A picture of Nelson Mandela Square in Johannesburg, that sold to a Japanese trade magazine for $55.43
These are a few of the stock photos I’ve sold this year. Early in my career, I spent two years assisting one of the top stock image photographers in Canada. It was a lot of fun, and times were great. I later went on to do a lot of stock work myself, but I haven’t done much in a while, as there’s been a flood of semi professional work on the market, sending the price for images to, literally, down to pennies an image. Now, it just doesn’t make financial sense to hire a couple of models for the day to earn $.75 a shot. However, I do get around a lot, and I shoot a lot of pictures, so I hooked up with an Agency in the UK called Alamy that handles mostly travel and editorial images, right in my comfort zone. It’s not much money, probably about 1/20th of what I made at it back in the glory days, but it’s still a lot of fun. I’ve included the publications and prices they sold for as well.

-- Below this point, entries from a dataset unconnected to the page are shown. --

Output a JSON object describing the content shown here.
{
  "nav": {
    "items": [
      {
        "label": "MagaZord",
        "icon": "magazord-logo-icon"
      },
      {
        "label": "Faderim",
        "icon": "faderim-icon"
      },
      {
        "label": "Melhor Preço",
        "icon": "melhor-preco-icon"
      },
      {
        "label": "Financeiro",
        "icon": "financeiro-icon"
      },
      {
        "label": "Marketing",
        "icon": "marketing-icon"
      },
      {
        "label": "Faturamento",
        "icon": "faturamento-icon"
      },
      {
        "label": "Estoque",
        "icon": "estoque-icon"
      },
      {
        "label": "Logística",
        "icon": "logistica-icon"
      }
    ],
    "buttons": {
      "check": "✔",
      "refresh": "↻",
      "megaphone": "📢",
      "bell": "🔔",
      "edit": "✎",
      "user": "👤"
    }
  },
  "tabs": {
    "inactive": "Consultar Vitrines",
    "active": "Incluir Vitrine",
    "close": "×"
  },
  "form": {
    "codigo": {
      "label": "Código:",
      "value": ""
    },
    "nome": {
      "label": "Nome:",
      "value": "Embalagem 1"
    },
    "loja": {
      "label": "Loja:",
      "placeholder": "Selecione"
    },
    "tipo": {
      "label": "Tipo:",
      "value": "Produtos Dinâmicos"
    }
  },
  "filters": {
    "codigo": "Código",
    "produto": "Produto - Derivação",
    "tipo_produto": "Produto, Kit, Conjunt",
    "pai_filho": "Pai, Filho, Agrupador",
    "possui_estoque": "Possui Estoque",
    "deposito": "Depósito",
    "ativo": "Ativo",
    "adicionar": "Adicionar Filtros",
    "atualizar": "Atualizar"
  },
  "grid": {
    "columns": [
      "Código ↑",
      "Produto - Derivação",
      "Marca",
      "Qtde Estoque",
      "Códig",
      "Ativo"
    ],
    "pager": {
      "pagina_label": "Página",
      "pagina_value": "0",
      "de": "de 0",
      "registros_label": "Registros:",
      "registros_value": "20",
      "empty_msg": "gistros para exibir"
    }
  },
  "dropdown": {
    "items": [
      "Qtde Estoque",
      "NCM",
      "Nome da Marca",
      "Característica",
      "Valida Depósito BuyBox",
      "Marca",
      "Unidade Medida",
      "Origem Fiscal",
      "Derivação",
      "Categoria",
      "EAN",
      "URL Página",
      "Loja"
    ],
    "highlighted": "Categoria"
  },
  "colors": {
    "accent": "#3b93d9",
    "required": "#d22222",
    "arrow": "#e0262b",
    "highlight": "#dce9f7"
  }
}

The Apartheid Museum in Johanesburg, that ran in an American in-flight magazine for $115.00.
The Radium Beer Hall in Johannesburg. Something I snapped as we stopped in for a few beers at lunch. This one ended up in a British in-flight magazine for $63.78
Some nuns in front of the Marrionhill Monastery, near Durban South Africa. Another quick shot that ended up in a British educational magazine for $92.86
Some tasty sweet & sour pork from an editorial story I did down in China Town in Vancouver. I happened to find a bunch of food pictures in a file and uploaded the lot of them. Showing the true state of the stock photo industry, this picture sold twice in 2010, once for $1.00, and again for $0.49.
A shot from an Urban Pie Story this year on Vancouver roller derby teams. It ended up an American text book for $135.00. I wonder what they were studying?
The Lili’wat Cultural Centre in Whistler. I was just driving by one morning, and thought that it looked cool. This ended up in an Australian travel brochure for $87.14